(EXERCISE PROMPT): Every entry must reappear in your answer exactly as written, though its pictures must not.

(Data records for software interfaces)
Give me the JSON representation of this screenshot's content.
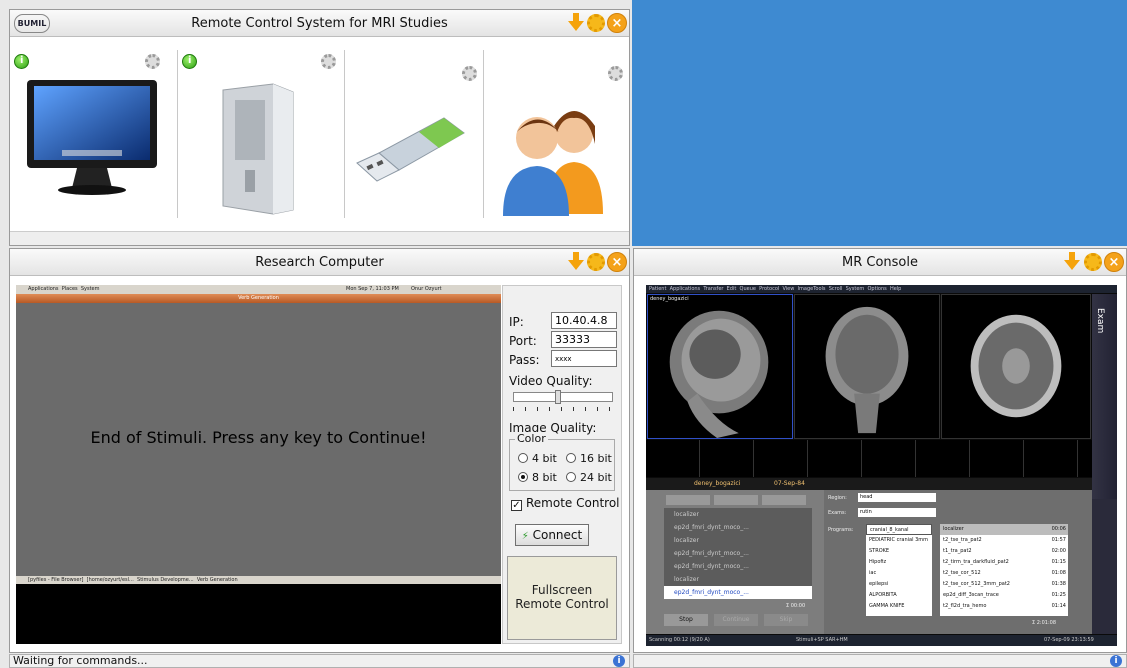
{
  "top_panel": {
    "logo": "BUMIL",
    "title": "Remote Control System for MRI Studies",
    "devices": [
      {
        "icon": "monitor-icon",
        "status": "on"
      },
      {
        "icon": "computer-tower-icon",
        "status": "on"
      },
      {
        "icon": "usb-drive-icon",
        "status": ""
      },
      {
        "icon": "users-icon",
        "status": ""
      }
    ]
  },
  "research_panel": {
    "title": "Research Computer",
    "remote_screen": {
      "topbar_menus": [
        "Applications",
        "Places",
        "System"
      ],
      "topbar_clock": "Mon Sep 7, 11:03 PM",
      "topbar_user": "Onur Ozyurt",
      "window_title": "Verb Generation",
      "message": "End of Stimuli. Press any key to Continue!",
      "taskbar_items": [
        "[pyfiles - File Browser]",
        "[home/ozyurt/esl...",
        "Stimulus Developme...",
        "Verb Generation"
      ]
    },
    "controls": {
      "ip_label": "IP:",
      "ip_value": "10.40.4.8",
      "port_label": "Port:",
      "port_value": "33333",
      "pass_label": "Pass:",
      "pass_value": "xxxx",
      "video_quality_label": "Video Quality:",
      "video_quality_level": 0.45,
      "image_quality_label": "Image Quality:",
      "color_group_label": "Color",
      "color_options": [
        "4 bit",
        "16 bit",
        "8 bit",
        "24 bit"
      ],
      "color_selected": "8 bit",
      "remote_control_label": "Remote Control",
      "remote_control_checked": true,
      "connect_label": "Connect",
      "fullscreen_label_line1": "Fullscreen",
      "fullscreen_label_line2": "Remote Control"
    }
  },
  "mr_panel": {
    "title": "MR Console",
    "menus": [
      "Patient",
      "Applications",
      "Transfer",
      "Edit",
      "Queue",
      "Protocol",
      "View",
      "ImageTools",
      "Scroll",
      "System",
      "Options",
      "Help"
    ],
    "patient_name": "deney_bogazici",
    "patient_date": "07-Sep-84",
    "side_tab": "Exam",
    "exam_list": [
      "localizer",
      "ep2d_fmri_dynt_moco_...",
      "localizer",
      "ep2d_fmri_dynt_moco_...",
      "ep2d_fmri_dynt_moco_...",
      "localizer",
      "ep2d_fmri_dynt_moco_..."
    ],
    "region_label": "Region:",
    "region_value": "head",
    "exams_label": "Exams:",
    "exams_value": "rutin",
    "programs_label": "Programs:",
    "programs": [
      "cranial_8_kanal",
      "PEDIATRIC cranial 3mm",
      "STROKE",
      "Hipofiz",
      "iac",
      "epilepsi",
      "ALPORBITA",
      "GAMMA KNIFE"
    ],
    "protocols": [
      {
        "name": "localizer",
        "time": "00:06"
      },
      {
        "name": "t2_tse_tra_pat2",
        "time": "01:57"
      },
      {
        "name": "t1_tra_pat2",
        "time": "02:00"
      },
      {
        "name": "t2_tirm_tra_darkfluid_pat2",
        "time": "01:15"
      },
      {
        "name": "t2_tse_cor_512",
        "time": "01:08"
      },
      {
        "name": "t2_tse_cor_512_3mm_pat2",
        "time": "01:38"
      },
      {
        "name": "ep2d_diff_3scan_trace",
        "time": "01:25"
      },
      {
        "name": "t2_fl2d_tra_hemo",
        "time": "01:14"
      }
    ],
    "total_left": "Σ 00:00",
    "total_right": "Σ 2:01:08",
    "buttons": [
      "Stop",
      "Continue",
      "Skip"
    ],
    "status_left": "Scanning 00:12 (9/20 A)",
    "status_mid": "Stimuli+SP SAR+HM",
    "status_right": "07-Sep-09 23:13:59"
  },
  "status_bar": {
    "left_text": "Waiting for commands...",
    "right_text": ""
  }
}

(OUTPUT OF THE EXERCISE):
Give me the JSON representation of this screenshot's content.
{
  "top_panel": {
    "logo": "BUMIL",
    "title": "Remote Control System for MRI Studies",
    "devices": [
      {
        "icon": "monitor-icon",
        "status": "on"
      },
      {
        "icon": "computer-tower-icon",
        "status": "on"
      },
      {
        "icon": "usb-drive-icon",
        "status": ""
      },
      {
        "icon": "users-icon",
        "status": ""
      }
    ]
  },
  "research_panel": {
    "title": "Research Computer",
    "remote_screen": {
      "topbar_menus": [
        "Applications",
        "Places",
        "System"
      ],
      "topbar_clock": "Mon Sep 7, 11:03 PM",
      "topbar_user": "Onur Ozyurt",
      "window_title": "Verb Generation",
      "message": "End of Stimuli. Press any key to Continue!",
      "taskbar_items": [
        "[pyfiles - File Browser]",
        "[home/ozyurt/esl...",
        "Stimulus Developme...",
        "Verb Generation"
      ]
    },
    "controls": {
      "ip_label": "IP:",
      "ip_value": "10.40.4.8",
      "port_label": "Port:",
      "port_value": "33333",
      "pass_label": "Pass:",
      "pass_value": "xxxx",
      "video_quality_label": "Video Quality:",
      "video_quality_level": 0.45,
      "image_quality_label": "Image Quality:",
      "color_group_label": "Color",
      "color_options": [
        "4 bit",
        "16 bit",
        "8 bit",
        "24 bit"
      ],
      "color_selected": "8 bit",
      "remote_control_label": "Remote Control",
      "remote_control_checked": true,
      "connect_label": "Connect",
      "fullscreen_label_line1": "Fullscreen",
      "fullscreen_label_line2": "Remote Control"
    }
  },
  "mr_panel": {
    "title": "MR Console",
    "menus": [
      "Patient",
      "Applications",
      "Transfer",
      "Edit",
      "Queue",
      "Protocol",
      "View",
      "ImageTools",
      "Scroll",
      "System",
      "Options",
      "Help"
    ],
    "patient_name": "deney_bogazici",
    "patient_date": "07-Sep-84",
    "side_tab": "Exam",
    "exam_list": [
      "localizer",
      "ep2d_fmri_dynt_moco_...",
      "localizer",
      "ep2d_fmri_dynt_moco_...",
      "ep2d_fmri_dynt_moco_...",
      "localizer",
      "ep2d_fmri_dynt_moco_..."
    ],
    "region_label": "Region:",
    "region_value": "head",
    "exams_label": "Exams:",
    "exams_value": "rutin",
    "programs_label": "Programs:",
    "programs": [
      "cranial_8_kanal",
      "PEDIATRIC cranial 3mm",
      "STROKE",
      "Hipofiz",
      "iac",
      "epilepsi",
      "ALPORBITA",
      "GAMMA KNIFE"
    ],
    "protocols": [
      {
        "name": "localizer",
        "time": "00:06"
      },
      {
        "name": "t2_tse_tra_pat2",
        "time": "01:57"
      },
      {
        "name": "t1_tra_pat2",
        "time": "02:00"
      },
      {
        "name": "t2_tirm_tra_darkfluid_pat2",
        "time": "01:15"
      },
      {
        "name": "t2_tse_cor_512",
        "time": "01:08"
      },
      {
        "name": "t2_tse_cor_512_3mm_pat2",
        "time": "01:38"
      },
      {
        "name": "ep2d_diff_3scan_trace",
        "time": "01:25"
      },
      {
        "name": "t2_fl2d_tra_hemo",
        "time": "01:14"
      }
    ],
    "total_left": "Σ 00:00",
    "total_right": "Σ 2:01:08",
    "buttons": [
      "Stop",
      "Continue",
      "Skip"
    ],
    "status_left": "Scanning 00:12 (9/20 A)",
    "status_mid": "Stimuli+SP SAR+HM",
    "status_right": "07-Sep-09 23:13:59"
  },
  "status_bar": {
    "left_text": "Waiting for commands...",
    "right_text": ""
  }
}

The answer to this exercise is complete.